Type 1 Brugada Syndrome
History of present illness:
A 56-year-old male, with a history of hypertension, diabetes, and dyslipidemia, presented with chest pain, fever, and abdominal pain associated with diarrhea, one day post colonoscopy, for which an electrocardiogram (ECG) was done. On further review of history, the patient reported a syncopal episode 2 monthprior. Additionally, he reports a brother who died of sudden cardiac death (SCD) at the age 50.
ECG shows an incomplete right bundle branch block (blue arrow) with coved ST segment elevation and an inverted T wave in V1 (red arrow) and ST segment elevation in V2 (black arrow).
Brugada syndrome is a rare autosomal dominant disease with mutations in the cardiac sodium channel. It is highly associated with ventricular fibrillation and sudden cardiac death (SCD) in predominately middle-aged males.1 The diagnosis is based on a particular ECG pattern described by the Brugada brothers in 1992.2 There are 3 types of Brugada patterns. Our patient’s ECG was consistent with type 1, which is diagnostic and is characterized by a coved ST segment elevation greater than 2mm followed by a negative T wave in the precordial leads.3 Other types include type 2, which shows a saddle-back ST segment elevation with a J-wave greater than 2mm followed by a positive or biphasic T wave, and type 3, which shows ST elevation less than 2 mm in either coved or saddle-back type T wave.4
Patients with Brugada syndrome often present with syncope, non-sustained ventricular tachycardia, atrial fibrillation, or SCD, with a family history of similar episodes. The presence of fever, alcohol intake, sodium channel blockers, cocaine use, and electrolyte imbalances can significantly increase the incidence of arrhythmia.1 The risk of cardiac events in patients with type 1 Brugada and syncope is 1.9% per year and 7.7% per year in those with aborted SCD.3 An implantable cardiac defibrillator (ICD) is the main treatment for symptomatic patients. Those who are asymptomatic or those with type 2 or 3 morphology should undergo further genetic testing and risk stratification for ICD placement.1
Our patient had a negative cardiac catheterization but with his ECG pattern along with his history of syncope and family history of SCD, he was diagnosed with type 1 Brugada syndrome and received an ICD.
EKG, ECG, cardiology, Brugada, arrhythmia.
- Gourraud JB, Barc J, Thollet A, Le Marec H, Probst V. Brugada syndrome: diagnosis, risk stratification and management. Arch of Cardiovasc Dis. 2017;110(3):188-195. doi: 10.1016/j.acvd.2016.09.009
- Brugada P, Brugada J. Right bundle branch block, persistent ST segment elevation and sudden cardiac death: a distinct clinical and electrocardiographic syndrome. A multicenter report. J Am Coll Cardiol. 1992;20(6):1391-1396.

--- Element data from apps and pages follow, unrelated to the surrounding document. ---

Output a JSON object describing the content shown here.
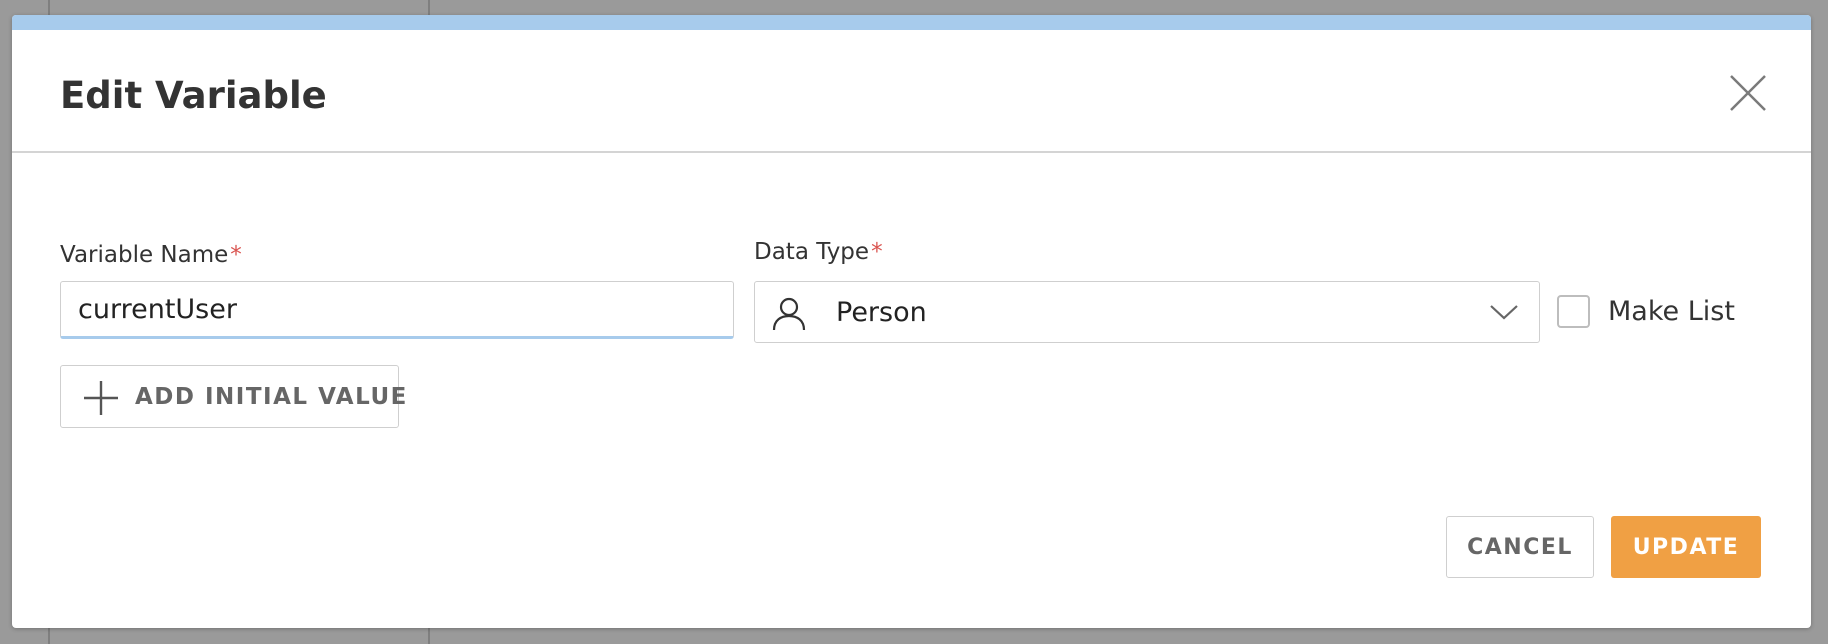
{
  "dialog": {
    "title": "Edit Variable",
    "accent_color": "#a7cbec",
    "close_icon": "close-icon"
  },
  "form": {
    "variable_name": {
      "label": "Variable Name",
      "required_marker": "*",
      "value": "currentUser"
    },
    "data_type": {
      "label": "Data Type",
      "required_marker": "*",
      "selected": "Person",
      "icon": "person-icon",
      "dropdown_icon": "chevron-down-icon"
    },
    "make_list": {
      "label": "Make List",
      "checked": false
    },
    "add_initial_value": {
      "label": "ADD INITIAL VALUE",
      "icon": "plus-icon"
    }
  },
  "footer": {
    "cancel_label": "CANCEL",
    "update_label": "UPDATE",
    "update_color": "#f0a044"
  }
}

- Antzelevitch C, Patocskai B. Brugada syndrome: clinical, genetic, molecular, cellular, and ionic aspects. Curr Probl Cardiol. 2016;41(1):7-57. doi: 10.1016/j.cpcardiol.2015.06.002
- Mizusawa Y, Wilde AA. Brugada syndrome. Circ Arrhythm Electrophysiol. 2012;5(3):606-616. doi: 10.1161/CIRCEP.111.964577